Needled by Hunter Hammersen


November 2019
Any gauge - designed for any gauge ?
32 stitches = 4 inches
in blocked stockinette
50 - 100 yards (46 - 91 m)
One size (they get bigger or smaller depending on the yarn weight you use), I used fingering, dk, and worsted weight yarns, and mine are between 2.5 and 3.5 inches across and 3 to 5 inches tall
Flag of English English
This pattern is available for $7.45 USD buy it now

Needled verb
- teased, provoked, incited to action by repeated jibes

I am concerned that if I admit how much I love these, someone will show up at my house and take away my Proper, Respectable Grownup card. Then again, I’m not sure being a proper grown up has brought me much joy, and these ridiculous things fill me with an unspeakable delight, so maybe that wouldn’t be too bad.

They are easy to knit (it’s mostly stockinette in the round, and each one took me an afternoon to make). You get to do a really neat blocking trick where it goes from looking like a hot mess to looking like an adorable tree (and you feel hideously clever the whole time you’re doing it). And the finished trees are the most delightfully tactile little things imaginable (you can either make them with a flat bottom, in which case they’ll stand up on their own, or with a trunk, in which case you’ll want to hang them from something).

And that’s just the plain ones…if you want to get a bit fancy you can make them even snazzier. Add beads. Hold a string of fluffy mohair along with your yarn to look like snow. Embroider ornaments on after the fact. Put a star on top. Wrap them in tiny twinkle lights. I am absolutely sure you will come up with something delightfully clever once you start making them!

If you’ve never made something 3D before, don’t worry, the pattern is extremely detailed. The only special equipment you’ll need is something to stuff them with (roving, polyester stuffing, even cotton balls if you’re in a pinch) and some flat plastic you can cut with scissors (think the side milk gallon or the bottom of a yogurt container or the lid of a takeout container…don’t stress over this, you’ve almost certainly got something in your recycle bin or your kitchen that will work perfectly). I’ve got a multi-page photo tutorial showing you every step of the process.

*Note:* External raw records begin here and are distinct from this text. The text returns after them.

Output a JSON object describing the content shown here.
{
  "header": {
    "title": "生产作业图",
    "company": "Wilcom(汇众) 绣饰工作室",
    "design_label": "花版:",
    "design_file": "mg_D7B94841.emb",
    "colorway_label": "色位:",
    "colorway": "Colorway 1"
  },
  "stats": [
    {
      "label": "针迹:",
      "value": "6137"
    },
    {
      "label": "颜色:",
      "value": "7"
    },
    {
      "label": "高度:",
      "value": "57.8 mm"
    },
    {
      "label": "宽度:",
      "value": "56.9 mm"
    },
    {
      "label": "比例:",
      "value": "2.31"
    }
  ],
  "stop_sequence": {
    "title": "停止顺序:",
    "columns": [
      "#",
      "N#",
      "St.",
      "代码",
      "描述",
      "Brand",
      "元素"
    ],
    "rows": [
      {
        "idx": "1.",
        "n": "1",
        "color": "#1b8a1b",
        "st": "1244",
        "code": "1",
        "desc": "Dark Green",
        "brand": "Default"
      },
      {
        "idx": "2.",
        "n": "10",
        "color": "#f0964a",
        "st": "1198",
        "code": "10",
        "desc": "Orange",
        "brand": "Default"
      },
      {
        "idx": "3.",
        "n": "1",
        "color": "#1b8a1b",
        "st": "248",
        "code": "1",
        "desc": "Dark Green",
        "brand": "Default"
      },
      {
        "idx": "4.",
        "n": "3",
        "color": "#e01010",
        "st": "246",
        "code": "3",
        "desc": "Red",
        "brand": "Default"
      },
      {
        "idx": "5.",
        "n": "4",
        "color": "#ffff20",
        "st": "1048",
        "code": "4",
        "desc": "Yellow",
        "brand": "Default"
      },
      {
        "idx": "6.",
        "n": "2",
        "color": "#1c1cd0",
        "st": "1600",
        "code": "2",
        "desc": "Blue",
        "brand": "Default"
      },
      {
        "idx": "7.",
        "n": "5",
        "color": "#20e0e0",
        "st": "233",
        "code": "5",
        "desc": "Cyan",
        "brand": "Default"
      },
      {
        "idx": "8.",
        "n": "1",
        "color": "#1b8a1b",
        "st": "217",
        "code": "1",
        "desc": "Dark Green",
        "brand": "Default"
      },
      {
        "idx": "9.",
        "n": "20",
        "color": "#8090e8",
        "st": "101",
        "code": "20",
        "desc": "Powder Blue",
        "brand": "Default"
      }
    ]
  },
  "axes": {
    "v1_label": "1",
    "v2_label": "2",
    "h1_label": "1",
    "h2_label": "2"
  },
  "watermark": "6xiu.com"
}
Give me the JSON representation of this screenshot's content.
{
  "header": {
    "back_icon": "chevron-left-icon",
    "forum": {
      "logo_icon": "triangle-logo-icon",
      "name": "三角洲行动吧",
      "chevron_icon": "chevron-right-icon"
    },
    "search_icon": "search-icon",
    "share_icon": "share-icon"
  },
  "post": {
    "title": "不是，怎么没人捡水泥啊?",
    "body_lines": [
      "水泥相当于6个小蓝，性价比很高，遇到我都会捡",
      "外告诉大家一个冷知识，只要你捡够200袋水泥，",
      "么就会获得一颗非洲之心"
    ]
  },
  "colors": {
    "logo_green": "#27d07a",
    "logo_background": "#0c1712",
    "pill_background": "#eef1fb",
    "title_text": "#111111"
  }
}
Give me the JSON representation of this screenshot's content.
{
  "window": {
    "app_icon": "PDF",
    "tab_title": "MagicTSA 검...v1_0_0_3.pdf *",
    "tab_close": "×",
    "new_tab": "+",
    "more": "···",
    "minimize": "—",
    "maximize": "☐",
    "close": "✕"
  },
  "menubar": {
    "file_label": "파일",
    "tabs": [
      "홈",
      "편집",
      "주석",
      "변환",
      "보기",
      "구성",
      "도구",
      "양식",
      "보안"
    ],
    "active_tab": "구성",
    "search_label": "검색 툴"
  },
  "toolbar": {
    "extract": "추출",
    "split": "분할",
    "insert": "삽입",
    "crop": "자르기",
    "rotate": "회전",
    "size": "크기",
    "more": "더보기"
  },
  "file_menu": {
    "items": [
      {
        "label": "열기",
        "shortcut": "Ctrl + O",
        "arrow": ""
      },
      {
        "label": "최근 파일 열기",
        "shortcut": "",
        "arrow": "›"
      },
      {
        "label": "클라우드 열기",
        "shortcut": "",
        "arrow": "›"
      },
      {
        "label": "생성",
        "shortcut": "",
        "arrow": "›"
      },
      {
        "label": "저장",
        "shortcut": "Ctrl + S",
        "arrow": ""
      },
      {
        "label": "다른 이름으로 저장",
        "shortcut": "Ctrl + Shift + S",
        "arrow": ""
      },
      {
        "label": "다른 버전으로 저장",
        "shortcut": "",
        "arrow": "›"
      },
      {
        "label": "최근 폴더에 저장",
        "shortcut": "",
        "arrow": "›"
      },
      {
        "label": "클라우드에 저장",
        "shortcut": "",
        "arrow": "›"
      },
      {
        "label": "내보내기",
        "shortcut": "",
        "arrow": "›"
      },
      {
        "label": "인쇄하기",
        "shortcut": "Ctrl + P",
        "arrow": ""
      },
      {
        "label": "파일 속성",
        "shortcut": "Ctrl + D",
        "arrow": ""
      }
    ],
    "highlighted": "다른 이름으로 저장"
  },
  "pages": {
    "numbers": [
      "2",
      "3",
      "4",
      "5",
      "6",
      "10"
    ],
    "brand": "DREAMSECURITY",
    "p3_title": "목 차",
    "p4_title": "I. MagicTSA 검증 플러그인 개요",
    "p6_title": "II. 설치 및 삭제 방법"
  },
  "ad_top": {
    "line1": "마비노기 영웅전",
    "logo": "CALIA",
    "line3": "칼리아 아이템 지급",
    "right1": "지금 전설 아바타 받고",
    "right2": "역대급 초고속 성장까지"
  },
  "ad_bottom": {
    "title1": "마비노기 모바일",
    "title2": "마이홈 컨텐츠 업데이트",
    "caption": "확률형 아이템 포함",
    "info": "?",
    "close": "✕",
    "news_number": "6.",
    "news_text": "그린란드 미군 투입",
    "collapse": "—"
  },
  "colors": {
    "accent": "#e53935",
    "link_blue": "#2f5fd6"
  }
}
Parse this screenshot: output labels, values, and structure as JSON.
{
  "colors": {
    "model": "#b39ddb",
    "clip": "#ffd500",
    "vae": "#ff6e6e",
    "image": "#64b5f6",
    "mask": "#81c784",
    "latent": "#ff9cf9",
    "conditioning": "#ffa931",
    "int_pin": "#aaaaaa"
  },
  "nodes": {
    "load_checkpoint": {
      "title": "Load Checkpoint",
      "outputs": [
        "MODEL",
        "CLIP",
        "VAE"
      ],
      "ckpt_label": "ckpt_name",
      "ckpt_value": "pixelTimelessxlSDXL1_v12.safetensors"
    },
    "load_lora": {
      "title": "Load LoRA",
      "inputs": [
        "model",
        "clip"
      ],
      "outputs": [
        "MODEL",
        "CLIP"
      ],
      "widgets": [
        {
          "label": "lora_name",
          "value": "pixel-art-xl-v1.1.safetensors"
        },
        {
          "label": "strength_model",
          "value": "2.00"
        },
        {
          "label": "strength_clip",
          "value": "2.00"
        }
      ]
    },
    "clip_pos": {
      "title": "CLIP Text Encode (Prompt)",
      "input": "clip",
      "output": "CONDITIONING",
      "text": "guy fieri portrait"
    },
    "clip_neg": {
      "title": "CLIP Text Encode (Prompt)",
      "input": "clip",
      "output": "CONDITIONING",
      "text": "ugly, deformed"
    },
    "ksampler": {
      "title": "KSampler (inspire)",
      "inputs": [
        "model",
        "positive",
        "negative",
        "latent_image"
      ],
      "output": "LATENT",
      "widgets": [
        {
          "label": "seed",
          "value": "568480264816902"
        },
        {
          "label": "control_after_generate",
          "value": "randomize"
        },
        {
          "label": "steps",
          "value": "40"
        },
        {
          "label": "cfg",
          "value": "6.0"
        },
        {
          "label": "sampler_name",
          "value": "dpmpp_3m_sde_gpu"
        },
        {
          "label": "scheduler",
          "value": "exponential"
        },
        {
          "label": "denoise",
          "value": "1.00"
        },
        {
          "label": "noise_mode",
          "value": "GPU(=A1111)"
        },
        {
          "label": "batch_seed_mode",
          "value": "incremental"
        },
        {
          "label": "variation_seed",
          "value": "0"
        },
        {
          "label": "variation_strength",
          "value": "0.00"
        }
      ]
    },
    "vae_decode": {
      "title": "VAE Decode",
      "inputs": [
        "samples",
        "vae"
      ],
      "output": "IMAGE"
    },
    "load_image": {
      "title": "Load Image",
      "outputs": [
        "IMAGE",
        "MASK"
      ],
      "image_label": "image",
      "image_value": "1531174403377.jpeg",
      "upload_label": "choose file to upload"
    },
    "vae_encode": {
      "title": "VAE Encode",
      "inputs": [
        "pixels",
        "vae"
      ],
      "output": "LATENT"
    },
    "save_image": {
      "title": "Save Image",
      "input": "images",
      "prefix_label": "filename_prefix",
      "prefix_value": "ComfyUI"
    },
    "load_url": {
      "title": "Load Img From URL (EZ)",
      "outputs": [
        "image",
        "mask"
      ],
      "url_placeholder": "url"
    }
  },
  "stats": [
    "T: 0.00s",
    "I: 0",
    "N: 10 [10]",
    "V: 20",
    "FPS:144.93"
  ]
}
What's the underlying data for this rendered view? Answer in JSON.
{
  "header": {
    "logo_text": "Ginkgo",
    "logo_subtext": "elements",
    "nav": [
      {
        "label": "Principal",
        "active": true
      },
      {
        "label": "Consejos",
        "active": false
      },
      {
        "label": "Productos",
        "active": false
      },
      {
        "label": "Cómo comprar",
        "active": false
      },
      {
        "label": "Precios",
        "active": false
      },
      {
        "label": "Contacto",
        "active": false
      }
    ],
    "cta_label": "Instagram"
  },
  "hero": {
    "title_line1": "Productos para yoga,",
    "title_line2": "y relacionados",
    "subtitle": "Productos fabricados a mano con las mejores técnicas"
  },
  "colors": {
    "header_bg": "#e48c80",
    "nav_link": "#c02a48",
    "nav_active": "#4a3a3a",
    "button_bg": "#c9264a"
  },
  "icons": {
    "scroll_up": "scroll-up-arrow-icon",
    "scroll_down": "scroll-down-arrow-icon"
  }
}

And I’ve included all sorts of helpful tips on everything from what to fill them with to how to block them to when to weave in your ends to some possible variations to experiment with. I’ve totally got you covered, you can absolutely do this!

These are perfect for you if:

  • You’re pretty sure being a proper, respectable grownup is overrated anyway
  • You just now realized you could use a whole forest of tiny knitted trees growing up all around your house

They’re not for you if:

  • You are very fond of being a proper, respectable grownup and don’t want to risk anyone thinking you’re something else
  • You don’t like charts (the pattern uses charts)